TR Warszawa's performance of Festen (The Celebration) made me want to revisit the terrific Dogme film it is based on. Adapted for the stage by Thomas Vinterberg and Mogens Rukov, this world-renown Polish theater troupe delves into the murky waters of a family reunion where family secrets spill out in humorous and unsettling ways.
Christian's announcement is met with unexpected resistance by the guests and for a moment we are left to wonder about Christian: his motives and the truth. But like the persistent ghosts that haunt Macbeth, Christian fights on. With the help of the staff who have long known about his struggles, they conspire to keep the guests trapped at the hotel. Once Christian has a captive audience, he finds his voice and forces the family to hear him.
As with any theatrical performance with supertitles, it is a challenge
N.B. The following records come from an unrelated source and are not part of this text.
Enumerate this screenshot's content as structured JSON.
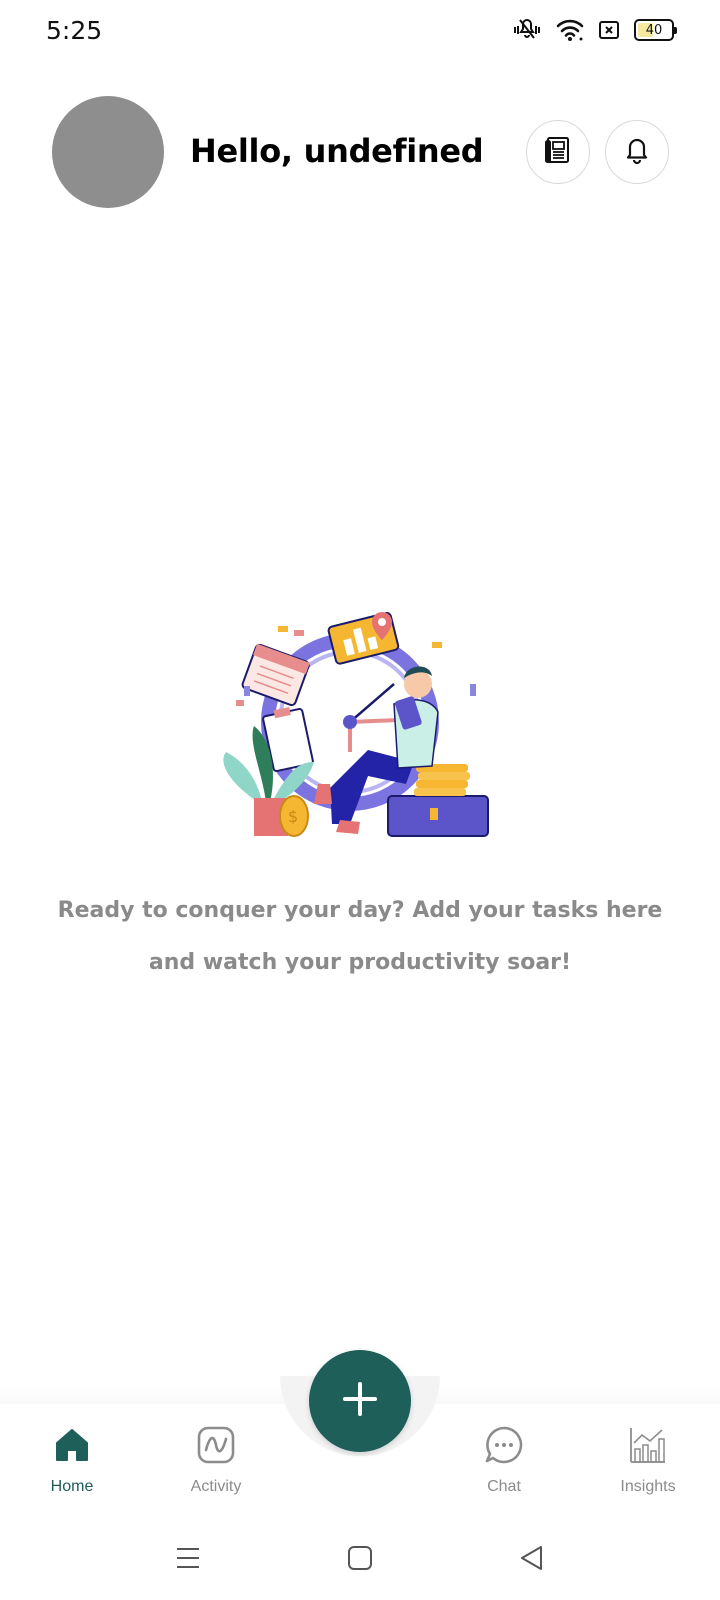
{
  "status_bar": {
    "time": "5:25",
    "battery_level": "40",
    "icons": [
      "vibrate-icon",
      "wifi-icon",
      "sim-off-icon",
      "battery-icon"
    ]
  },
  "header": {
    "greeting": "Hello, undefined",
    "news_icon": "newspaper-icon",
    "bell_icon": "bell-icon"
  },
  "empty_state": {
    "line1": "Ready to conquer your day? Add your tasks here",
    "line2": "and watch your productivity soar!"
  },
  "bottom_nav": {
    "items": [
      {
        "label": "Home",
        "icon": "home-icon",
        "active": true
      },
      {
        "label": "Activity",
        "icon": "activity-icon",
        "active": false
      },
      {
        "label": "Chat",
        "icon": "chat-icon",
        "active": false
      },
      {
        "label": "Insights",
        "icon": "insights-icon",
        "active": false
      }
    ],
    "fab_icon": "plus-icon"
  },
  "colors": {
    "primary": "#1e5f5a",
    "active_label": "#1f5c58",
    "muted_text": "#8a8a8a",
    "avatar": "#8e8e8e"
  }
}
to take in the acting and staging when you are often forced to look in
one place for the dialogue. The play was largely staged in one central area which was helpful but when scenes took place on Stage Left it was hard to focus on the action when the supertitles were Stage Right.
I enjoyed Andrzej Chyra's performance as Christian. He brought sympathy and sweetness to a character who must be both adult man and child in his father's presence. Jan Peszek made Helge severe, stoic, and a frightening presence even if he was not a physically imposing man. I was less clear about Helene's character and emotional state throughout but that seemed to be a combination of confusing staging, vague writing and frenetic performance.
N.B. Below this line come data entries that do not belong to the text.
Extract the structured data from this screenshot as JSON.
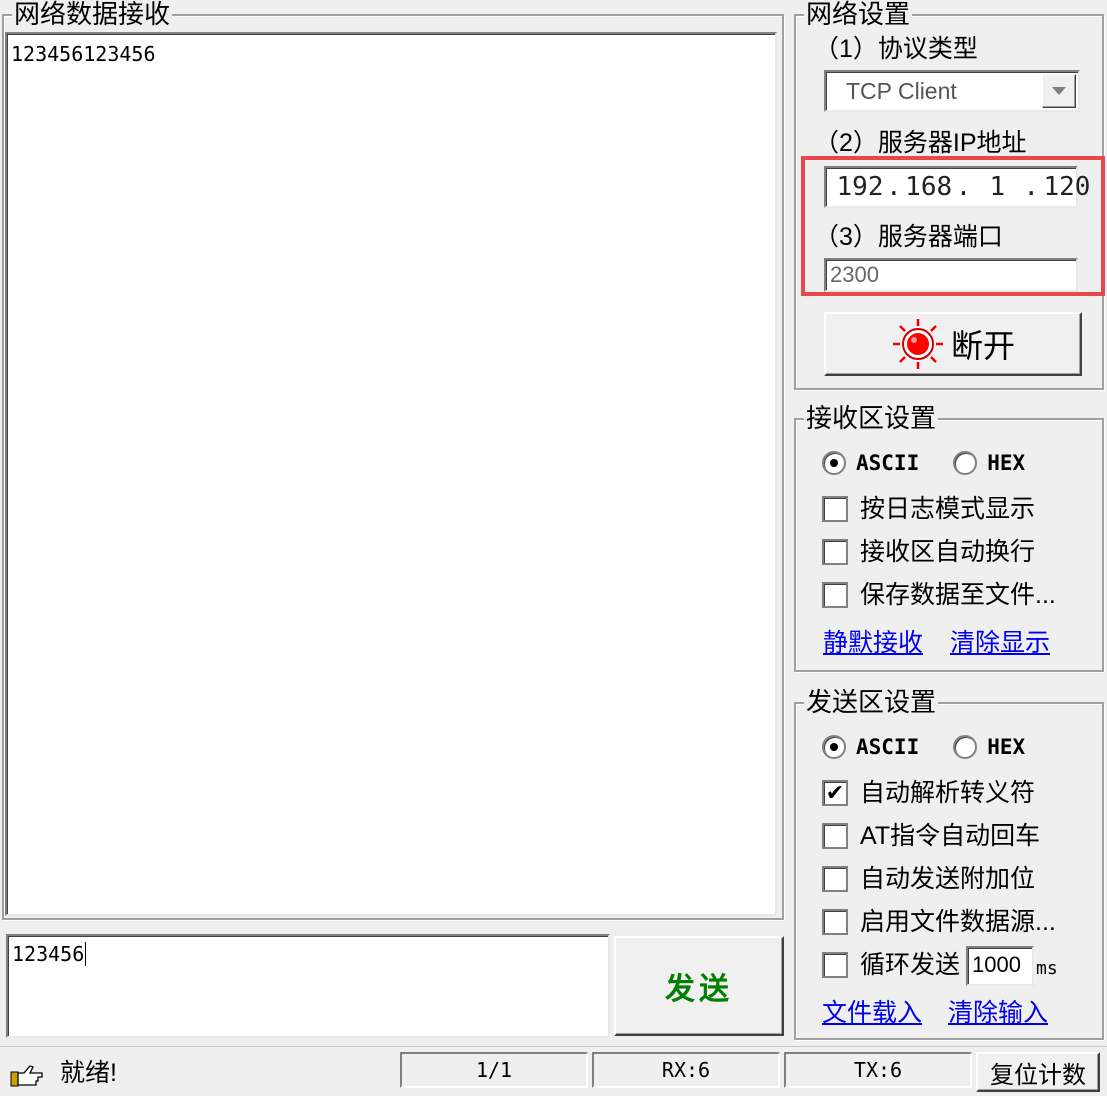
{
  "receive_panel": {
    "title": "网络数据接收",
    "content": "123456123456"
  },
  "send_input": {
    "value": "123456"
  },
  "send_button": {
    "label": "发送",
    "color": "#007f00"
  },
  "network_settings": {
    "title": "网络设置",
    "protocol_label": "（1）协议类型",
    "protocol_value": "TCP Client",
    "ip_label": "（2）服务器IP地址",
    "ip_octets": [
      "192",
      "168",
      "1",
      "120"
    ],
    "port_label": "（3）服务器端口",
    "port_value": "2300",
    "connect_button": "断开",
    "highlight_color": "#e8474c"
  },
  "receive_settings": {
    "title": "接收区设置",
    "radio_ascii": "ASCII",
    "radio_hex": "HEX",
    "options": [
      "按日志模式显示",
      "接收区自动换行",
      "保存数据至文件..."
    ],
    "link_pause": "静默接收",
    "link_clear": "清除显示"
  },
  "send_settings": {
    "title": "发送区设置",
    "radio_ascii": "ASCII",
    "radio_hex": "HEX",
    "options": [
      "自动解析转义符",
      "AT指令自动回车",
      "自动发送附加位",
      "启用文件数据源..."
    ],
    "loop_label": "循环发送",
    "loop_interval": "1000",
    "loop_unit": "ms",
    "link_load": "文件载入",
    "link_clear": "清除输入"
  },
  "status_bar": {
    "status": "就绪!",
    "page": "1/1",
    "rx": "RX:6",
    "tx": "TX:6",
    "reset_button": "复位计数"
  }
}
The adaptation is strongest with the central family story and weakest
with the subplots relating to the children's involvement with the
staff. Lack of time to development those plot strands or less specific
performances made that aspect of the play less effective. Was glad to get out of my theatrical comfort zone a bit and take in some truly international theater.